Almost two-thirds of parents disagree with the government's drive to turn all schools into academies, but the majority also have no idea what an academy actually does, a new poll shows.
A survey of 1,000 UK parents – the majority of whom did not have a child at an academy – found that 61 per cent do not want all schools to become academies.
When asked whether they would be happy for their children to attend one, only a third – 34 per cent – said they would. A further 39 per cent said that their answer would depend on the specific academy.
And almost one in five parents – 17 per cent – said that they would not be happy for their children to attend an academy.
This was in part because of concerns about the academy conversion process. Parents were worried that newly converted academies might struggle to manage thier administration and finances.
But parents’ wariness of academies is, it seems, partly a fear of the unknown. Only 42 per cent of parents questioned actually understood what an academy was. And 58 per cent said that they did not understand what role was filled by an academy.
Howard Jackson, founder of software firm HCSS Education, which conducted the research, said that the government needed a strategy to address parental ignorance. “This is important, as parents are given the opportunity to put forward their opinions before a school decides to become an academy,” he said.
“It’s vital that they are fully briefed about the conversion process, in order to make an informed decision.”
In response to the findings, the Department for Education said that converter academies performed 7.2 percentage points above the national GCSE average in 2015.

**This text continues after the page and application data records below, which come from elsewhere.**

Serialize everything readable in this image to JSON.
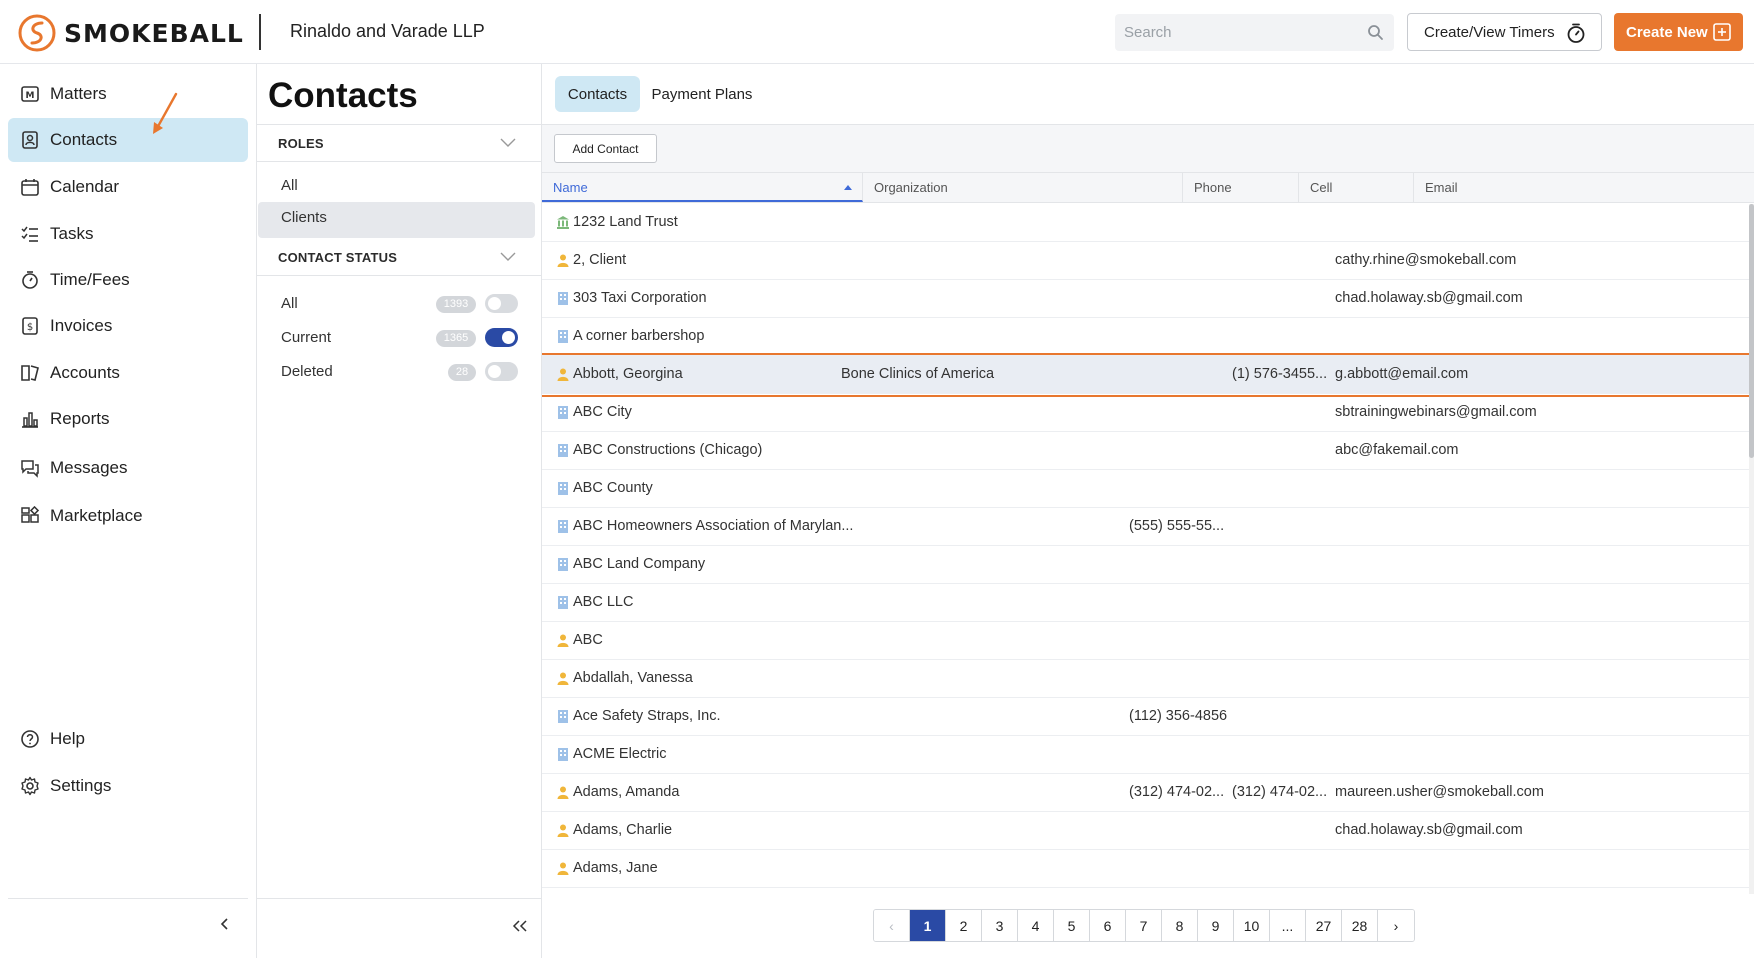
{
  "header": {
    "logo_text": "SMOKEBALL",
    "firm_name": "Rinaldo and Varade LLP",
    "search_placeholder": "Search",
    "timers_label": "Create/View Timers",
    "create_new_label": "Create New",
    "accent_color": "#e8772e"
  },
  "sidebar": {
    "items": [
      {
        "label": "Matters",
        "icon": "matters-icon"
      },
      {
        "label": "Contacts",
        "icon": "contacts-icon",
        "active": true
      },
      {
        "label": "Calendar",
        "icon": "calendar-icon"
      },
      {
        "label": "Tasks",
        "icon": "tasks-icon"
      },
      {
        "label": "Time/Fees",
        "icon": "stopwatch-icon"
      },
      {
        "label": "Invoices",
        "icon": "invoice-icon"
      },
      {
        "label": "Accounts",
        "icon": "accounts-icon"
      },
      {
        "label": "Reports",
        "icon": "reports-icon"
      },
      {
        "label": "Messages",
        "icon": "messages-icon"
      },
      {
        "label": "Marketplace",
        "icon": "marketplace-icon"
      }
    ],
    "bottom_items": [
      {
        "label": "Help",
        "icon": "help-icon"
      },
      {
        "label": "Settings",
        "icon": "settings-icon"
      }
    ]
  },
  "filters": {
    "page_title": "Contacts",
    "roles_title": "ROLES",
    "roles": [
      "All",
      "Clients"
    ],
    "selected_role": "Clients",
    "status_title": "CONTACT STATUS",
    "statuses": [
      {
        "label": "All",
        "count": "1393",
        "on": false
      },
      {
        "label": "Current",
        "count": "1365",
        "on": true
      },
      {
        "label": "Deleted",
        "count": "28",
        "on": false
      }
    ]
  },
  "main": {
    "tabs": [
      {
        "label": "Contacts",
        "active": true
      },
      {
        "label": "Payment Plans",
        "active": false
      }
    ],
    "add_contact_label": "Add Contact",
    "columns": [
      "Name",
      "Organization",
      "Phone",
      "Cell",
      "Email"
    ],
    "rows": [
      {
        "type": "trust",
        "name": "1232 Land Trust",
        "org": "",
        "phone": "",
        "cell": "",
        "email": ""
      },
      {
        "type": "person",
        "name": "2, Client",
        "org": "",
        "phone": "",
        "cell": "",
        "email": "cathy.rhine@smokeball.com"
      },
      {
        "type": "company",
        "name": "303 Taxi Corporation",
        "org": "",
        "phone": "",
        "cell": "",
        "email": "chad.holaway.sb@gmail.com"
      },
      {
        "type": "company",
        "name": "A corner barbershop",
        "org": "",
        "phone": "",
        "cell": "",
        "email": ""
      },
      {
        "type": "person",
        "name": "Abbott, Georgina",
        "org": "Bone Clinics of America",
        "phone": "",
        "cell": "(1) 576-3455...",
        "email": "g.abbott@email.com",
        "highlight": true
      },
      {
        "type": "company",
        "name": "ABC City",
        "org": "",
        "phone": "",
        "cell": "",
        "email": "sbtrainingwebinars@gmail.com"
      },
      {
        "type": "company",
        "name": "ABC Constructions (Chicago)",
        "org": "",
        "phone": "",
        "cell": "",
        "email": "abc@fakemail.com"
      },
      {
        "type": "company",
        "name": "ABC County",
        "org": "",
        "phone": "",
        "cell": "",
        "email": ""
      },
      {
        "type": "company",
        "name": "ABC Homeowners Association of Marylan...",
        "org": "",
        "phone": "(555) 555-55...",
        "cell": "",
        "email": ""
      },
      {
        "type": "company",
        "name": "ABC Land Company",
        "org": "",
        "phone": "",
        "cell": "",
        "email": ""
      },
      {
        "type": "company",
        "name": "ABC LLC",
        "org": "",
        "phone": "",
        "cell": "",
        "email": ""
      },
      {
        "type": "person",
        "name": "ABC",
        "org": "",
        "phone": "",
        "cell": "",
        "email": ""
      },
      {
        "type": "person",
        "name": "Abdallah, Vanessa",
        "org": "",
        "phone": "",
        "cell": "",
        "email": ""
      },
      {
        "type": "company",
        "name": "Ace Safety Straps, Inc.",
        "org": "",
        "phone": "(112) 356-4856",
        "cell": "",
        "email": ""
      },
      {
        "type": "company",
        "name": "ACME Electric",
        "org": "",
        "phone": "",
        "cell": "",
        "email": ""
      },
      {
        "type": "person",
        "name": "Adams, Amanda",
        "org": "",
        "phone": "(312) 474-02...",
        "cell": "(312) 474-02...",
        "email": "maureen.usher@smokeball.com"
      },
      {
        "type": "person",
        "name": "Adams, Charlie",
        "org": "",
        "phone": "",
        "cell": "",
        "email": "chad.holaway.sb@gmail.com"
      },
      {
        "type": "person",
        "name": "Adams, Jane",
        "org": "",
        "phone": "",
        "cell": "",
        "email": ""
      }
    ],
    "pagination": {
      "prev": "‹",
      "pages": [
        "1",
        "2",
        "3",
        "4",
        "5",
        "6",
        "7",
        "8",
        "9",
        "10",
        "...",
        "27",
        "28"
      ],
      "current": "1",
      "next": "›"
    }
  }
}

“Parents should be reassured that the academies programme is giving teachers the freedom to run schools in the way they know best, raising standards and resulting in more children being given the chance to fulfil their potential,” he said.